Collected data
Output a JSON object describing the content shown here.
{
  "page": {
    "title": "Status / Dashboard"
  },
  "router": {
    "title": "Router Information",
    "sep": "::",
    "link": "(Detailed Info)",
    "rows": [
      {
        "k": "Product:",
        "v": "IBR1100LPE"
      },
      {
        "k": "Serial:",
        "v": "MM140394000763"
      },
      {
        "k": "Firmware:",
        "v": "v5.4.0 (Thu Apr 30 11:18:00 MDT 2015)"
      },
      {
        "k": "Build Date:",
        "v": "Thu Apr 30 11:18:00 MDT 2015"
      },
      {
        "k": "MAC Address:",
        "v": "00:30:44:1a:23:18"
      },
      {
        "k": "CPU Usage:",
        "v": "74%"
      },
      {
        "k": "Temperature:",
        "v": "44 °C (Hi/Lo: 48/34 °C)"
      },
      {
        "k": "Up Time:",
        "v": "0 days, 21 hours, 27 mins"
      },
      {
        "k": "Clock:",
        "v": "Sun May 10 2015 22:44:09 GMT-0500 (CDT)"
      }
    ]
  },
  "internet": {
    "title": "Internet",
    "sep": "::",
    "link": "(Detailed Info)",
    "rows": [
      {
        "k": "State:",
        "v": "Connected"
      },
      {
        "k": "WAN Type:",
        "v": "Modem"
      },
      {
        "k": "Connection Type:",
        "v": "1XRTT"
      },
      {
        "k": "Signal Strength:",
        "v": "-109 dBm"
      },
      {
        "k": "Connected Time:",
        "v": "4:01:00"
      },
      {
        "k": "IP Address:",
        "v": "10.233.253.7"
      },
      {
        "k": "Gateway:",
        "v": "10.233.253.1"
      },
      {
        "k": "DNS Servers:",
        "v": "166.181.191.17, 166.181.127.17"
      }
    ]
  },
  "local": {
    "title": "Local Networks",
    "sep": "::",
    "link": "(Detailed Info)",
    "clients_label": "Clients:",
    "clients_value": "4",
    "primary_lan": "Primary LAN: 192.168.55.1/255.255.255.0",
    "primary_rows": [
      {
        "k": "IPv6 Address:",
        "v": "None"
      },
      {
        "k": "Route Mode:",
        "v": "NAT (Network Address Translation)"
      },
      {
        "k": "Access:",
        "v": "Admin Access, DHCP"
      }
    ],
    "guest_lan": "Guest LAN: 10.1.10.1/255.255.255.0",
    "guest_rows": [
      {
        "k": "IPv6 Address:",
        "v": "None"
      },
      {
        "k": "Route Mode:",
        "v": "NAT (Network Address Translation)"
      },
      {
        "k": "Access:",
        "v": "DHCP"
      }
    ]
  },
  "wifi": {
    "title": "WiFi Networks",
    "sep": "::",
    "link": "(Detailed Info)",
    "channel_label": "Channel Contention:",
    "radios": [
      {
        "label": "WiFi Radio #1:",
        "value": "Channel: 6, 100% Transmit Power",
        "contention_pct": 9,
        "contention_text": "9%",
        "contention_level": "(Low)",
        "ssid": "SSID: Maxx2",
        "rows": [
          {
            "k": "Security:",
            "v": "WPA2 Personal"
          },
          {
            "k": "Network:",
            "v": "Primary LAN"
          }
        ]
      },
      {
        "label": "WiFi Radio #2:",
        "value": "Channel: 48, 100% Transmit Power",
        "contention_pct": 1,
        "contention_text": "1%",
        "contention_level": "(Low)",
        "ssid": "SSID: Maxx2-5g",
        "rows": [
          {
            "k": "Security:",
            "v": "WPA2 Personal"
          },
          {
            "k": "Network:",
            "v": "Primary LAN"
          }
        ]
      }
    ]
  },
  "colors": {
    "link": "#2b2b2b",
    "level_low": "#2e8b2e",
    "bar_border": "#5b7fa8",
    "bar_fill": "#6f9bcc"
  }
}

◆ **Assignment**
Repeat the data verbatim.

◆ **Solution**
Output a JSON object describing the content shown here.
{
  "page": {
    "title": "Status / Dashboard"
  },
  "router": {
    "title": "Router Information",
    "sep": "::",
    "link": "(Detailed Info)",
    "rows": [
      {
        "k": "Product:",
        "v": "IBR1100LPE"
      },
      {
        "k": "Serial:",
        "v": "MM140394000763"
      },
      {
        "k": "Firmware:",
        "v": "v5.4.0 (Thu Apr 30 11:18:00 MDT 2015)"
      },
      {
        "k": "Build Date:",
        "v": "Thu Apr 30 11:18:00 MDT 2015"
      },
      {
        "k": "MAC Address:",
        "v": "00:30:44:1a:23:18"
      },
      {
        "k": "CPU Usage:",
        "v": "74%"
      },
      {
        "k": "Temperature:",
        "v": "44 °C (Hi/Lo: 48/34 °C)"
      },
      {
        "k": "Up Time:",
        "v": "0 days, 21 hours, 27 mins"
      },
      {
        "k": "Clock:",
        "v": "Sun May 10 2015 22:44:09 GMT-0500 (CDT)"
      }
    ]
  },
  "internet": {
    "title": "Internet",
    "sep": "::",
    "link": "(Detailed Info)",
    "rows": [
      {
        "k": "State:",
        "v": "Connected"
      },
      {
        "k": "WAN Type:",
        "v": "Modem"
      },
      {
        "k": "Connection Type:",
        "v": "1XRTT"
      },
      {
        "k": "Signal Strength:",
        "v": "-109 dBm"
      },
      {
        "k": "Connected Time:",
        "v": "4:01:00"
      },
      {
        "k": "IP Address:",
        "v": "10.233.253.7"
      },
      {
        "k": "Gateway:",
        "v": "10.233.253.1"
      },
      {
        "k": "DNS Servers:",
        "v": "166.181.191.17, 166.181.127.17"
      }
    ]
  },
  "local": {
    "title": "Local Networks",
    "sep": "::",
    "link": "(Detailed Info)",
    "clients_label": "Clients:",
    "clients_value": "4",
    "primary_lan": "Primary LAN: 192.168.55.1/255.255.255.0",
    "primary_rows": [
      {
        "k": "IPv6 Address:",
        "v": "None"
      },
      {
        "k": "Route Mode:",
        "v": "NAT (Network Address Translation)"
      },
      {
        "k": "Access:",
        "v": "Admin Access, DHCP"
      }
    ],
    "guest_lan": "Guest LAN: 10.1.10.1/255.255.255.0",
    "guest_rows": [
      {
        "k": "IPv6 Address:",
        "v": "None"
      },
      {
        "k": "Route Mode:",
        "v": "NAT (Network Address Translation)"
      },
      {
        "k": "Access:",
        "v": "DHCP"
      }
    ]
  },
  "wifi": {
    "title": "WiFi Networks",
    "sep": "::",
    "link": "(Detailed Info)",
    "channel_label": "Channel Contention:",
    "radios": [
      {
        "label": "WiFi Radio #1:",
        "value": "Channel: 6, 100% Transmit Power",
        "contention_pct": 9,
        "contention_text": "9%",
        "contention_level": "(Low)",
        "ssid": "SSID: Maxx2",
        "rows": [
          {
            "k": "Security:",
            "v": "WPA2 Personal"
          },
          {
            "k": "Network:",
            "v": "Primary LAN"
          }
        ]
      },
      {
        "label": "WiFi Radio #2:",
        "value": "Channel: 48, 100% Transmit Power",
        "contention_pct": 1,
        "contention_text": "1%",
        "contention_level": "(Low)",
        "ssid": "SSID: Maxx2-5g",
        "rows": [
          {
            "k": "Security:",
            "v": "WPA2 Personal"
          },
          {
            "k": "Network:",
            "v": "Primary LAN"
          }
        ]
      }
    ]
  },
  "colors": {
    "link": "#2b2b2b",
    "level_low": "#2e8b2e",
    "bar_border": "#5b7fa8",
    "bar_fill": "#6f9bcc"
  }
}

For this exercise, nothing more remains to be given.